(SUPPLIED ENTRIES Opens)
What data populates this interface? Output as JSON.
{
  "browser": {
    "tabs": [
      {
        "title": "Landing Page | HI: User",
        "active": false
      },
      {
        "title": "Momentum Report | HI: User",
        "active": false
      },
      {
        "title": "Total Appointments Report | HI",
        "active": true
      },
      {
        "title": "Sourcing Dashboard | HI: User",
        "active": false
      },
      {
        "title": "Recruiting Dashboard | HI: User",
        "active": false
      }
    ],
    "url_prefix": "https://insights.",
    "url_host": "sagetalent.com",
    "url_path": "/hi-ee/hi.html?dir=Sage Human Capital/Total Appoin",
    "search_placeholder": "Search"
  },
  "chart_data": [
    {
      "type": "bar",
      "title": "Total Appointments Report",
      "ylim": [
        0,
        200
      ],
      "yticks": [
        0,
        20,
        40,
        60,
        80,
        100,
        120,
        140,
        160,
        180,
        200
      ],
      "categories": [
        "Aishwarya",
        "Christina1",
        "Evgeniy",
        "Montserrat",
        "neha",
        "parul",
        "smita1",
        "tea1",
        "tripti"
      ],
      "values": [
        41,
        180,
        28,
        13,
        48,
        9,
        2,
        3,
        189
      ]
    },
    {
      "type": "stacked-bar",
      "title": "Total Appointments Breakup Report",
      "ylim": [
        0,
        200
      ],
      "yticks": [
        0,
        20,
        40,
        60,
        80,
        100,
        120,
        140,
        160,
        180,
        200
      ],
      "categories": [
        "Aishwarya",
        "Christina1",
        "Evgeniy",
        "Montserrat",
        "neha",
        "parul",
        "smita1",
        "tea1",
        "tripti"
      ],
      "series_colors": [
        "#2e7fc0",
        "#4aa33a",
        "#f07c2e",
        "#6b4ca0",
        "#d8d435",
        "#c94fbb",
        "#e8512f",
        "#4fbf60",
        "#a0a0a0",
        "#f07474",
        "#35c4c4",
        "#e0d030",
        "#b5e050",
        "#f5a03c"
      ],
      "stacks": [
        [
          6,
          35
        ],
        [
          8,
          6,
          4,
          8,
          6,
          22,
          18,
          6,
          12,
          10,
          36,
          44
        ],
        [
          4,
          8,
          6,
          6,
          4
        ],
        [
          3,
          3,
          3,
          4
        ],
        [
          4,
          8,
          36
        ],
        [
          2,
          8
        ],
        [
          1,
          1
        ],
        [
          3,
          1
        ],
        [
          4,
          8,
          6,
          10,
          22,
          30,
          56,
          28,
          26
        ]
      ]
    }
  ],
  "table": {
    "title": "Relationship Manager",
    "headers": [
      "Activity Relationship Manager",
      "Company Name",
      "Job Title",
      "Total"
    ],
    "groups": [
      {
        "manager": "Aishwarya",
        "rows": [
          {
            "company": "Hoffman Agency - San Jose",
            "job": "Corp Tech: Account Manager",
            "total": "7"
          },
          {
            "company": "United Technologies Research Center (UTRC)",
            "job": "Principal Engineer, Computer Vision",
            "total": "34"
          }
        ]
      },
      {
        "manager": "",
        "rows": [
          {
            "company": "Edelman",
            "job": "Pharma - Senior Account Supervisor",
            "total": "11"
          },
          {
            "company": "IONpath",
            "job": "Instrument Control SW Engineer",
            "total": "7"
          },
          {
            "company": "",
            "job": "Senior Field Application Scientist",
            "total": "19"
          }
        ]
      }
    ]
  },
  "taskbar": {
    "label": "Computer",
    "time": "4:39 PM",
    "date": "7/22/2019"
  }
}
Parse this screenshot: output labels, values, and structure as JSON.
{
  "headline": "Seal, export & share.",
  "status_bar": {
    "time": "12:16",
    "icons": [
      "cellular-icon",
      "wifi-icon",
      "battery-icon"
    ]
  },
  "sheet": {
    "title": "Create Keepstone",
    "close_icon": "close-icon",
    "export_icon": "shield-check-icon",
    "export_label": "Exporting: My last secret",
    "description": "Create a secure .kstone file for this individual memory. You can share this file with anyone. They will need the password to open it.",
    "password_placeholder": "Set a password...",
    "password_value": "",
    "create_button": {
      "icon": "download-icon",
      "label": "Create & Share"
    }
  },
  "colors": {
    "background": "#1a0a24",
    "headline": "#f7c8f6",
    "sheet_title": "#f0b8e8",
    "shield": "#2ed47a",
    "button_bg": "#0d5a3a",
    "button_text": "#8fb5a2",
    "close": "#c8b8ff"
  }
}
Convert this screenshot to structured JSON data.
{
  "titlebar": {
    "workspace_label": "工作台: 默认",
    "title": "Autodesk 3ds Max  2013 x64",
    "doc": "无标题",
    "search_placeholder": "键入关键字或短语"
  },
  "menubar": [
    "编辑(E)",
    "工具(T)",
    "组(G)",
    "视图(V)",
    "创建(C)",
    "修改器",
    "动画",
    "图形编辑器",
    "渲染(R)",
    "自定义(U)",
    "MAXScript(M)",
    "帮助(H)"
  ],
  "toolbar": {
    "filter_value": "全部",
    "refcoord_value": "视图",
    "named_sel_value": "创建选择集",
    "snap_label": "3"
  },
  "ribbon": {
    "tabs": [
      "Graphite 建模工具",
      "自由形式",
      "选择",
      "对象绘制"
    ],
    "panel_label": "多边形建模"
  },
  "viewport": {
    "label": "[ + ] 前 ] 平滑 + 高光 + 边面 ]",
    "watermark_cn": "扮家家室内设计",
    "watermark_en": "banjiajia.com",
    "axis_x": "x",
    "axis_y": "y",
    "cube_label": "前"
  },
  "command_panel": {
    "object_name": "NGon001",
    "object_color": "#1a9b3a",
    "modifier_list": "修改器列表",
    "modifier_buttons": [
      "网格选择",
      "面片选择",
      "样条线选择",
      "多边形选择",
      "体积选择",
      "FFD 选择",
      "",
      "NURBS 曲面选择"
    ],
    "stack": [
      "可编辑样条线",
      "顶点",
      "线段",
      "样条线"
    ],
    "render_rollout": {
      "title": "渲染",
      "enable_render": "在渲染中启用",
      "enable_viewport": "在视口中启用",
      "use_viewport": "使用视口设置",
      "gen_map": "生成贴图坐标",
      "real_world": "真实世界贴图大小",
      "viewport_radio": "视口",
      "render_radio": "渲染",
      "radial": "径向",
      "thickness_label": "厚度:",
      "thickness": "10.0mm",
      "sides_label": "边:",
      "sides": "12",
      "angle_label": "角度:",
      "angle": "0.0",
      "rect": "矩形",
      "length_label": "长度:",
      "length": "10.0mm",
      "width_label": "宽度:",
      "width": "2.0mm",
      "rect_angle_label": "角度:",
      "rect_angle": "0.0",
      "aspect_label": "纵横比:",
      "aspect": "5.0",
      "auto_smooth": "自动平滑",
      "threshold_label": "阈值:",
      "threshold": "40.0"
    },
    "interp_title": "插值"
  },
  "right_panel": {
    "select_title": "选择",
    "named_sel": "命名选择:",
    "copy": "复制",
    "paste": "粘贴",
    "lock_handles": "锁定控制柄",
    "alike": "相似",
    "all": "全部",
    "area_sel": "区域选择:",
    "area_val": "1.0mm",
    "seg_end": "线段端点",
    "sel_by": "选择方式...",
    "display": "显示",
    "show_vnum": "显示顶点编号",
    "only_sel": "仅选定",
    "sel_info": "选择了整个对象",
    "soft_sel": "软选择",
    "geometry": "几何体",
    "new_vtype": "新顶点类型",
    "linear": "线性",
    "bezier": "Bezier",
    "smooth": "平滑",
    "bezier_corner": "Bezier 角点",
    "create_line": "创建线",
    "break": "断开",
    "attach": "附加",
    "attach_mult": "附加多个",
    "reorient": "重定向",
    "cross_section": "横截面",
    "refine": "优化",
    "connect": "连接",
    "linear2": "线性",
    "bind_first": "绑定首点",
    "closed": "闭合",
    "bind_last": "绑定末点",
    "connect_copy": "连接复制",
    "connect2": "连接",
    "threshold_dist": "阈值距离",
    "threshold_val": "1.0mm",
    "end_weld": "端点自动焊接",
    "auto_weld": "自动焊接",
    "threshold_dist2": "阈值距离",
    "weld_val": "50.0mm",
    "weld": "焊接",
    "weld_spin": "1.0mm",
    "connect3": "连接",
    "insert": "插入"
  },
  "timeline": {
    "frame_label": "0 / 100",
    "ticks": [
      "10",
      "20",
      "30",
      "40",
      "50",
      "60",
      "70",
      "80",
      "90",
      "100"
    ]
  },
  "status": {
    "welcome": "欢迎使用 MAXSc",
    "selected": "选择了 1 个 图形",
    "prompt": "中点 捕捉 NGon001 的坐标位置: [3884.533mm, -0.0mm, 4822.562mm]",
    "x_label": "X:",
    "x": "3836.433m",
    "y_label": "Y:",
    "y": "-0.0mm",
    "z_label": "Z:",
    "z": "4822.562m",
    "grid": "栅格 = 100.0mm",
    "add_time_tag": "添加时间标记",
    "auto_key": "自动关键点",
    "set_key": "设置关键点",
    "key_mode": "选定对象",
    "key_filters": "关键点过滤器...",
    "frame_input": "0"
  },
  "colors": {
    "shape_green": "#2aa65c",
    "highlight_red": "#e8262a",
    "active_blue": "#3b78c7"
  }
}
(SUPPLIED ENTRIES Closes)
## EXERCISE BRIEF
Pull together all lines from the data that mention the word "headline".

## SOLUTION BELOW
  "headline": "Seal, export & share.",
    "headline": "#f7c8f6",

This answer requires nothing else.